*** Records provided

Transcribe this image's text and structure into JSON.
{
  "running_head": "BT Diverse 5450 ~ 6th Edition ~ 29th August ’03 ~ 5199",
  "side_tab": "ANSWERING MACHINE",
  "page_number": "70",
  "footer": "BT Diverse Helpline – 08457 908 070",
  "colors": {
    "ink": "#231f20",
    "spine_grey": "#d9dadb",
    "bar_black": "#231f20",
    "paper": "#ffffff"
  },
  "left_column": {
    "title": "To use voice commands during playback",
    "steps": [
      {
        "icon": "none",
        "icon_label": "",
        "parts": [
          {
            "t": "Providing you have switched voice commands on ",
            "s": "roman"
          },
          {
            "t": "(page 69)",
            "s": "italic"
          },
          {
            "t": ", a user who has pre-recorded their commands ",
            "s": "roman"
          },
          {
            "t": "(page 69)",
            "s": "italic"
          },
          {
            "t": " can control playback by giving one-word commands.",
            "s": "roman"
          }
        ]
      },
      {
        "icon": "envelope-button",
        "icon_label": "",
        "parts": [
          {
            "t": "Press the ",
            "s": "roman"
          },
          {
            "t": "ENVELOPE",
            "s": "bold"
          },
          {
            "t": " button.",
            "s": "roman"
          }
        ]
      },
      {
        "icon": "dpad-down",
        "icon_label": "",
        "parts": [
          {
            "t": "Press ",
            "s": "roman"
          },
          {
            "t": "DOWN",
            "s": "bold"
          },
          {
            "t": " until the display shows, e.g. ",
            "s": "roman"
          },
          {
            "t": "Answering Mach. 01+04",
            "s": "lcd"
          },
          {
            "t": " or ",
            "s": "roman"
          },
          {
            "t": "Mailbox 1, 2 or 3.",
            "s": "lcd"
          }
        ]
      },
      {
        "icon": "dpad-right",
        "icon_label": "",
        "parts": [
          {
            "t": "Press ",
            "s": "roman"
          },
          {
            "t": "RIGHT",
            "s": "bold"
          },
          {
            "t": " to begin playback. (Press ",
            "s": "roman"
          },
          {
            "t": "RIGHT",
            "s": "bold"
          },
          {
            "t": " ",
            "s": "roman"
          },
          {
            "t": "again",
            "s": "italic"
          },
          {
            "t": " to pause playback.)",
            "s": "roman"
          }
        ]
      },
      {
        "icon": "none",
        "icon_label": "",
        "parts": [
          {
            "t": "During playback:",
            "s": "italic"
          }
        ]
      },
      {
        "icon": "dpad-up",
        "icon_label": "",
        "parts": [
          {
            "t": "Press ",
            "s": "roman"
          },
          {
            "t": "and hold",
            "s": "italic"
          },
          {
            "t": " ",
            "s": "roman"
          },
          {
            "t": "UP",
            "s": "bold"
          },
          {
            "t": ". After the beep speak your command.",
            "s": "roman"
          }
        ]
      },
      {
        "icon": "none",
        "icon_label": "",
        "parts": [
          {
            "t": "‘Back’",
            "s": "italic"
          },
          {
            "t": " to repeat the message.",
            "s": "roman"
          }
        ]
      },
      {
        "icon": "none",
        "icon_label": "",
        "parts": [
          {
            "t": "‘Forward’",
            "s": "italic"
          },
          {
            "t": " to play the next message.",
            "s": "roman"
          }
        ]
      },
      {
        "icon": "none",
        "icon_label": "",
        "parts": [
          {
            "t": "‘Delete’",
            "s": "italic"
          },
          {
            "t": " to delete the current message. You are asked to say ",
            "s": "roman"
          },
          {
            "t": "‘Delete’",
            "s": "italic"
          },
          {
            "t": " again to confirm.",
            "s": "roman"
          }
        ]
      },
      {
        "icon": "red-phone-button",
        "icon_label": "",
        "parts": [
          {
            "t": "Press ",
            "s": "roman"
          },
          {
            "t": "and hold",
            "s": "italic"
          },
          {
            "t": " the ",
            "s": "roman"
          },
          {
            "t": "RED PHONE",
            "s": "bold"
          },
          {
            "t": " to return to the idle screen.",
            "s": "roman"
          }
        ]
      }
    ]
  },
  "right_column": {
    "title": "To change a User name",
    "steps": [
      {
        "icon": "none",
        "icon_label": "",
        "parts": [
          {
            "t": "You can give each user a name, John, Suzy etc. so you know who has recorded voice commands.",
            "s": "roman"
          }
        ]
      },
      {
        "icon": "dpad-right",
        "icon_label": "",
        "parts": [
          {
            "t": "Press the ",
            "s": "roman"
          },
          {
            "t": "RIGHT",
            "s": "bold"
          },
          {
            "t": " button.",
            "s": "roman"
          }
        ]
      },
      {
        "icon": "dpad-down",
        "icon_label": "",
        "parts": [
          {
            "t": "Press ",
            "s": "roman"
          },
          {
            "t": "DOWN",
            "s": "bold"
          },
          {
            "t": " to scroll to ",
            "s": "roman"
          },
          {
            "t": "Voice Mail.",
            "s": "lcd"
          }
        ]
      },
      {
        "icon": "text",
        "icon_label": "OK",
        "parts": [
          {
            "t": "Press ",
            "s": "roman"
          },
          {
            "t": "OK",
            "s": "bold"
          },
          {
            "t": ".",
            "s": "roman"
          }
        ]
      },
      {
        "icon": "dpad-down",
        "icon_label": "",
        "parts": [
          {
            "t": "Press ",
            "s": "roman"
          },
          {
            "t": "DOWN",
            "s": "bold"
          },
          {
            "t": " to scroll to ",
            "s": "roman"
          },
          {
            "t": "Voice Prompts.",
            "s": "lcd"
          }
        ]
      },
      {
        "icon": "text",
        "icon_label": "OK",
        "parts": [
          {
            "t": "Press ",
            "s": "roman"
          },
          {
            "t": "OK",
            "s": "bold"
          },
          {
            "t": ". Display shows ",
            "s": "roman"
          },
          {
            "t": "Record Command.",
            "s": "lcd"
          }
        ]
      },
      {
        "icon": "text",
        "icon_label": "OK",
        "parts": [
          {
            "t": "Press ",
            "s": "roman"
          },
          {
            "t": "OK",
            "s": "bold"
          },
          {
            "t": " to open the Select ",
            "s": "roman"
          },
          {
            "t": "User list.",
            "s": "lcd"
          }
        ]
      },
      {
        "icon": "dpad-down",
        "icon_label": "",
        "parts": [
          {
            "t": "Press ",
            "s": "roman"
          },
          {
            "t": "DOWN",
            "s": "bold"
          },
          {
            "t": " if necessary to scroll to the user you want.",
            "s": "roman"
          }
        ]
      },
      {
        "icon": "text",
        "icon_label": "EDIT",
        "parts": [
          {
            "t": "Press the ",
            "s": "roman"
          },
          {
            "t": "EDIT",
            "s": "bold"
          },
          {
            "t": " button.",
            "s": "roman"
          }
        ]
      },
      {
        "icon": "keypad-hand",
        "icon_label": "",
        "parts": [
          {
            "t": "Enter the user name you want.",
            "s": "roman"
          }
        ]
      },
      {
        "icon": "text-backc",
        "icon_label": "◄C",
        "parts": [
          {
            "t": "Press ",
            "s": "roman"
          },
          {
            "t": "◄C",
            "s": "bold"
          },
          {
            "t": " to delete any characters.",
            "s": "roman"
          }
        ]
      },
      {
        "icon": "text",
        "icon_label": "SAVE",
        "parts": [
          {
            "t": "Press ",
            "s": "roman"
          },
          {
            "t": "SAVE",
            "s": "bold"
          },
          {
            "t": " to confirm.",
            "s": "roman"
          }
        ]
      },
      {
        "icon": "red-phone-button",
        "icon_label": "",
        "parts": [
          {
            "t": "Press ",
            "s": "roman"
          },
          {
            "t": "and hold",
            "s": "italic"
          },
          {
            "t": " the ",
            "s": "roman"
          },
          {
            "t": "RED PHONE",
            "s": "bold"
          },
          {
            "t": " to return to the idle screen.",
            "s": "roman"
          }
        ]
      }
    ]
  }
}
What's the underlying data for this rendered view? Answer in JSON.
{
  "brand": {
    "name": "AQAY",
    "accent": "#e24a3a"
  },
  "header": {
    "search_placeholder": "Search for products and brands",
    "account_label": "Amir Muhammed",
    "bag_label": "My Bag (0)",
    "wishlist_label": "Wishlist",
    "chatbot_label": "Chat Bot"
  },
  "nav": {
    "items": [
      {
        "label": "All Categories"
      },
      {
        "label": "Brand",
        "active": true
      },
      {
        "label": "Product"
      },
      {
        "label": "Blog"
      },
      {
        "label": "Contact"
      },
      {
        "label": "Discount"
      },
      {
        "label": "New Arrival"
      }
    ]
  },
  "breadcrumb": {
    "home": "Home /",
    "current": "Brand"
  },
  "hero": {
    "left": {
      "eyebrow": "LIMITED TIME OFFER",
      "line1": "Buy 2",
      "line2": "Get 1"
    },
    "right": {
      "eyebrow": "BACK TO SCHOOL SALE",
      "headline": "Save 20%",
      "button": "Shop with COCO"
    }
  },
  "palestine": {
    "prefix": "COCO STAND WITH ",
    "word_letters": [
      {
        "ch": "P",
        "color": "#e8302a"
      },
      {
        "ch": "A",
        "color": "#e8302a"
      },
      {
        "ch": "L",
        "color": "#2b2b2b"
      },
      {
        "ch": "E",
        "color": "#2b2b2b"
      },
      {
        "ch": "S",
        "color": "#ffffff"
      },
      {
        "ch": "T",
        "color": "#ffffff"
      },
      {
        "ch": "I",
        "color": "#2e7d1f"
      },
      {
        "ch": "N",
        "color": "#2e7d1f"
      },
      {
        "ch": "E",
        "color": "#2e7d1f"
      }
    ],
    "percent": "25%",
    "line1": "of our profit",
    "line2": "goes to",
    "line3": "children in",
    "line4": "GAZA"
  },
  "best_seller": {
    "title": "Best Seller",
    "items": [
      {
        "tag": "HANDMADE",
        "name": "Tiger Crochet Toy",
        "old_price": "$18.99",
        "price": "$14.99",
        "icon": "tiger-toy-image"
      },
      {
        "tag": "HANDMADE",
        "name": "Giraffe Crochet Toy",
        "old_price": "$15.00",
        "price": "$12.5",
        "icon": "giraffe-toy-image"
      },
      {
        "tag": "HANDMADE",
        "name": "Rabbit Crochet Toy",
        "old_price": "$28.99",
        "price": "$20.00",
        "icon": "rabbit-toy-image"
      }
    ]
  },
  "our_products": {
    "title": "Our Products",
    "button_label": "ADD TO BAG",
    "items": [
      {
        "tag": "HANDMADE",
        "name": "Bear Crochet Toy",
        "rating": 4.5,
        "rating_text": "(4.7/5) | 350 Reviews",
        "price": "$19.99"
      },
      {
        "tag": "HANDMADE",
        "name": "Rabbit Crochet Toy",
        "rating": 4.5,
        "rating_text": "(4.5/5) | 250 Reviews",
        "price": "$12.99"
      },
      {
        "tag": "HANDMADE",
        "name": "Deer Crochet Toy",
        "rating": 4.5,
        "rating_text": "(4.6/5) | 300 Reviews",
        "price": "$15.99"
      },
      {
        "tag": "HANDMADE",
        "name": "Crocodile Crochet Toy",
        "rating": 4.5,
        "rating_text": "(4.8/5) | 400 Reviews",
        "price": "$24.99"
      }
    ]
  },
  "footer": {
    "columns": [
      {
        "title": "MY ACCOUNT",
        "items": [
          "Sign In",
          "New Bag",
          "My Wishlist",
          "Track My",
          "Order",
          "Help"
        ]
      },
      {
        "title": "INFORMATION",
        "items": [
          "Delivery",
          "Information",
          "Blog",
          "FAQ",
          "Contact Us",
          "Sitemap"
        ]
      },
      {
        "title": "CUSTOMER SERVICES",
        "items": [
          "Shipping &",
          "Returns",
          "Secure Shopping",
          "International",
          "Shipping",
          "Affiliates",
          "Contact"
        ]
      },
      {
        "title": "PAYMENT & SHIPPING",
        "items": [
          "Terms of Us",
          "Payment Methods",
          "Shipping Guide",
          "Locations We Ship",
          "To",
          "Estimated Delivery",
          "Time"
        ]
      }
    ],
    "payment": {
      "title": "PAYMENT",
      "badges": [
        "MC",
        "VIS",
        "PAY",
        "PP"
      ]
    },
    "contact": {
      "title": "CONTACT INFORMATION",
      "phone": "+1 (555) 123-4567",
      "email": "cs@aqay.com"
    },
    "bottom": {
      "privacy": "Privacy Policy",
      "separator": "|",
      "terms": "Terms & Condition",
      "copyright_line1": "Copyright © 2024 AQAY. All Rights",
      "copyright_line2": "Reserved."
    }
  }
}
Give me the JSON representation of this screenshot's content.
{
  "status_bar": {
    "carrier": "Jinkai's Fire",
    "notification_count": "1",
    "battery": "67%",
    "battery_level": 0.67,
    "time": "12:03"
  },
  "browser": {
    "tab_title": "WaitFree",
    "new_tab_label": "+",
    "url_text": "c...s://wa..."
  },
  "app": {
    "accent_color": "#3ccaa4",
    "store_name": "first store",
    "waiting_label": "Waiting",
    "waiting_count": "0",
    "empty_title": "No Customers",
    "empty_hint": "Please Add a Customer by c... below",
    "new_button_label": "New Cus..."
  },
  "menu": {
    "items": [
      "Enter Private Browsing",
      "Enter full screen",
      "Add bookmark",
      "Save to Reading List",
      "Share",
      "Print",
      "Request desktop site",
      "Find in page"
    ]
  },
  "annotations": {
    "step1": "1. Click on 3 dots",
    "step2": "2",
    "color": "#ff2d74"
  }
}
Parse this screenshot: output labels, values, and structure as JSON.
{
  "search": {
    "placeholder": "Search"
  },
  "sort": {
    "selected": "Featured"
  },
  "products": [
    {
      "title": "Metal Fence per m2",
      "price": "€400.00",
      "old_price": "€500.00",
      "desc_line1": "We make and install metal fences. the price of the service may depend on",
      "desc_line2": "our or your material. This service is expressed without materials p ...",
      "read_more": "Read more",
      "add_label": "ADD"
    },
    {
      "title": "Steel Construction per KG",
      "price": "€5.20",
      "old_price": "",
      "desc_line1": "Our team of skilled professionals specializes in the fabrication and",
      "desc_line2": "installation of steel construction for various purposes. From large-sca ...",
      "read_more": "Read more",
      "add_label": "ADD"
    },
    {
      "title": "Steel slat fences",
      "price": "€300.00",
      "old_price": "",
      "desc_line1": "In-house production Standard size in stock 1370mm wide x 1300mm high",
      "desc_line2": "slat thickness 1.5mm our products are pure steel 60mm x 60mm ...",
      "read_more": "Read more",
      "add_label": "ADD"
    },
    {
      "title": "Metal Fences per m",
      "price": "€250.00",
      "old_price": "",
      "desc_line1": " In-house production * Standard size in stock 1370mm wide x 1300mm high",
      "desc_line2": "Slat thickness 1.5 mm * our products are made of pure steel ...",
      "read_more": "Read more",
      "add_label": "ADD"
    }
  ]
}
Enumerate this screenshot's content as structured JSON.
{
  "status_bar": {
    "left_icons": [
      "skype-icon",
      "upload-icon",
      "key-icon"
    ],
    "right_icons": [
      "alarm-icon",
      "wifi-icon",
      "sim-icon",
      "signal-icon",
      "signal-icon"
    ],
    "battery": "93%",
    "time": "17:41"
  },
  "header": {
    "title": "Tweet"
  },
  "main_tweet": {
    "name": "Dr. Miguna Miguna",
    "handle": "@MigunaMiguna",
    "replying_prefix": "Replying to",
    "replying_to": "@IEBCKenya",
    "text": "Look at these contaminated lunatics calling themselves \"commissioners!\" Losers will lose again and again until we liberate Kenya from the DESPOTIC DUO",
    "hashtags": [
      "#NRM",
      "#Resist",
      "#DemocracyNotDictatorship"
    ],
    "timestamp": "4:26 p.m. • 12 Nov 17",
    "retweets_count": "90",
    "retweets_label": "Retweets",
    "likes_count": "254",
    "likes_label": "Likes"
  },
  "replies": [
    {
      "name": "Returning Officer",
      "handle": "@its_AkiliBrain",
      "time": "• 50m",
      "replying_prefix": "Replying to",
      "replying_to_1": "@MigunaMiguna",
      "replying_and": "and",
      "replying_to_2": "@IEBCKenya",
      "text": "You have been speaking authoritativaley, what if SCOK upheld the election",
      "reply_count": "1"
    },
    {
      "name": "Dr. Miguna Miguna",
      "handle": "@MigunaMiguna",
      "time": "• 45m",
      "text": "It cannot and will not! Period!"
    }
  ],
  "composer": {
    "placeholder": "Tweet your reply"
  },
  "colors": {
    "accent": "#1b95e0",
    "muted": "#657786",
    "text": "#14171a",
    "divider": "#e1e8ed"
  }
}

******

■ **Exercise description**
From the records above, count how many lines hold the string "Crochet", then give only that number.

■ **Problem solution**
7